» Task to carry out
From the material below, return every line that includes "title".

____

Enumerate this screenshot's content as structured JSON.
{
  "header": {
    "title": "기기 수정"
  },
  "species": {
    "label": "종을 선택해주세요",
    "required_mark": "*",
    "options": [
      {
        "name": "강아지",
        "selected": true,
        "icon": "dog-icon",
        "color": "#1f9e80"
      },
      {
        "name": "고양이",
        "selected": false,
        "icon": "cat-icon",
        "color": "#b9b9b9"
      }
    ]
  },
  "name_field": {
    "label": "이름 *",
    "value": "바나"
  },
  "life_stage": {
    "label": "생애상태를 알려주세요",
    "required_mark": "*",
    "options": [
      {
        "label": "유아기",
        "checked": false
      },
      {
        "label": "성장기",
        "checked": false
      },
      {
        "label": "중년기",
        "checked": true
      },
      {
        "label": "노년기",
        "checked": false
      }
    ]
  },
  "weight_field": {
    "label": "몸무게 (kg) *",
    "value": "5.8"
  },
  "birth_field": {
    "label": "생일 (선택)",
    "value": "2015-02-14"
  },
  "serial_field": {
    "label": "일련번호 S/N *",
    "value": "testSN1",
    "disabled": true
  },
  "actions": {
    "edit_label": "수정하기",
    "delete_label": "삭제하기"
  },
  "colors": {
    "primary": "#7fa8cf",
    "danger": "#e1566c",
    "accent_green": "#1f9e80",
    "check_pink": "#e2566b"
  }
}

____

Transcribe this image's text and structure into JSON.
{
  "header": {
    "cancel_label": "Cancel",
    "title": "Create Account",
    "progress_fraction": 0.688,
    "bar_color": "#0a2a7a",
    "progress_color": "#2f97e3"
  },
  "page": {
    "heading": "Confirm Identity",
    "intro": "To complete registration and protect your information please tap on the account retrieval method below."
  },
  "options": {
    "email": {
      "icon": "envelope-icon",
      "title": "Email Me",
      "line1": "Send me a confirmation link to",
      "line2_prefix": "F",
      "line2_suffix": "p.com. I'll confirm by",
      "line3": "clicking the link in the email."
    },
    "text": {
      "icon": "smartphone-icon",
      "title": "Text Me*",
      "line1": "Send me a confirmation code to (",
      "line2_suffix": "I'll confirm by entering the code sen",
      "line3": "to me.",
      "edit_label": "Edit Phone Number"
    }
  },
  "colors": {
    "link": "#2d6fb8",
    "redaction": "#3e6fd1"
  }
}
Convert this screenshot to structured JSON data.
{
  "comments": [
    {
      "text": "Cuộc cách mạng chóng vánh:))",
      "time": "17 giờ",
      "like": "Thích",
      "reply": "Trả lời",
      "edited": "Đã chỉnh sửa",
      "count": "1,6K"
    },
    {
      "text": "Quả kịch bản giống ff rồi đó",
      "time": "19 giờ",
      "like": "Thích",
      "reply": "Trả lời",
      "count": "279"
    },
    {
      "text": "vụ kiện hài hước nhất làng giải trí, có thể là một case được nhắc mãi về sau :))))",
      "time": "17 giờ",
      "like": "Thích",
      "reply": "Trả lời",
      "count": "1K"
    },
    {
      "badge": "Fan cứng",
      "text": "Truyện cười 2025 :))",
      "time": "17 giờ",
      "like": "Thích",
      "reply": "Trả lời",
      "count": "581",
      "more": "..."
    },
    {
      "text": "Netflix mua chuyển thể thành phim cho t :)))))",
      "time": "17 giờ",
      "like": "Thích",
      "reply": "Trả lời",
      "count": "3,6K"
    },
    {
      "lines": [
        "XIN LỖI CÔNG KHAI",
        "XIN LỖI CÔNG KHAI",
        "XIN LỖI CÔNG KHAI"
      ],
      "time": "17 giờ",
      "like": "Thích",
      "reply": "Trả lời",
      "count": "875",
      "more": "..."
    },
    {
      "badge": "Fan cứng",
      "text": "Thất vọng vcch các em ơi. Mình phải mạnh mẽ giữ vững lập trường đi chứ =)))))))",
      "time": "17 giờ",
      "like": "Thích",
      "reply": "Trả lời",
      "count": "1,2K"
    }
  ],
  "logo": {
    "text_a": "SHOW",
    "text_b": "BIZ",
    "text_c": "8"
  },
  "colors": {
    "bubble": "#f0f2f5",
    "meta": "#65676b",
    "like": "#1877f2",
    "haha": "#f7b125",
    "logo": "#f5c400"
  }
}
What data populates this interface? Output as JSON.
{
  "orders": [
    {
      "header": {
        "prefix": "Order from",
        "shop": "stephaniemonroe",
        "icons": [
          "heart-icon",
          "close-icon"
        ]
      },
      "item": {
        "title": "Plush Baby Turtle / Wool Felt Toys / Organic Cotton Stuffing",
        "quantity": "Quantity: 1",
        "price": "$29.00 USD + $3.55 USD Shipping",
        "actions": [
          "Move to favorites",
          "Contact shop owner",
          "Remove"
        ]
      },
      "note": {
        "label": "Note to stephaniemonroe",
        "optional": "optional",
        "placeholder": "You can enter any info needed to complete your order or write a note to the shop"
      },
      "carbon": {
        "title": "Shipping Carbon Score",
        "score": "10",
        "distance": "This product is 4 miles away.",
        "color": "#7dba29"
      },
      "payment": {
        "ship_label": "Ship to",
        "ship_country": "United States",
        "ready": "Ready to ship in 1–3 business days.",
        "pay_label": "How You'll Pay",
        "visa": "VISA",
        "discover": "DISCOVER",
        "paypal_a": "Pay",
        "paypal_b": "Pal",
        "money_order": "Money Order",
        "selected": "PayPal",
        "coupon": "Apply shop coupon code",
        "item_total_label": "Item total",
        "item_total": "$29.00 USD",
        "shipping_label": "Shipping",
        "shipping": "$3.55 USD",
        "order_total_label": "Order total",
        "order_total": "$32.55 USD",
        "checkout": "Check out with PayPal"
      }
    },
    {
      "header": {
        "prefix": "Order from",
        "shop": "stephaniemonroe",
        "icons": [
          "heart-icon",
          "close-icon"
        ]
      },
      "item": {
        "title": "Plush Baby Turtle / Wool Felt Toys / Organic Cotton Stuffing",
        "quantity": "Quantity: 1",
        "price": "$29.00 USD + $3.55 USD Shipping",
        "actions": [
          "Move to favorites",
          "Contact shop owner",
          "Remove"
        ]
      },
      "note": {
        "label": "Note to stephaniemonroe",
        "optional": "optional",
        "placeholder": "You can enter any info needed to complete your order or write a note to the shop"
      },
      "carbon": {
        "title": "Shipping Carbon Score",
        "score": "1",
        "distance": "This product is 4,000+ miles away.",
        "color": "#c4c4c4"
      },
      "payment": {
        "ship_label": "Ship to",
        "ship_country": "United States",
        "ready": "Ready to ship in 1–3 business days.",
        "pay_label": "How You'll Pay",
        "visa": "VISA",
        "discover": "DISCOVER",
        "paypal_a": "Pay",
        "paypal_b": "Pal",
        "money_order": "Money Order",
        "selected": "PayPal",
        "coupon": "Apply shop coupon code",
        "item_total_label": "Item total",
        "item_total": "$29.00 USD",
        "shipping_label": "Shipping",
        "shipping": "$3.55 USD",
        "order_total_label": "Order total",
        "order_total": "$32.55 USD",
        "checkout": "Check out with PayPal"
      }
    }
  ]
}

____

» Answer
    "title": "기기 수정"
    "title": "Create Account",
      "title": "Email Me",
      "title": "Text Me*",
        "title": "Plush Baby Turtle / Wool Felt Toys / Organic Cotton Stuffing",
        "title": "Shipping Carbon Score",
        "title": "Plush Baby Turtle / Wool Felt Toys / Organic Cotton Stuffing",
        "title": "Shipping Carbon Score",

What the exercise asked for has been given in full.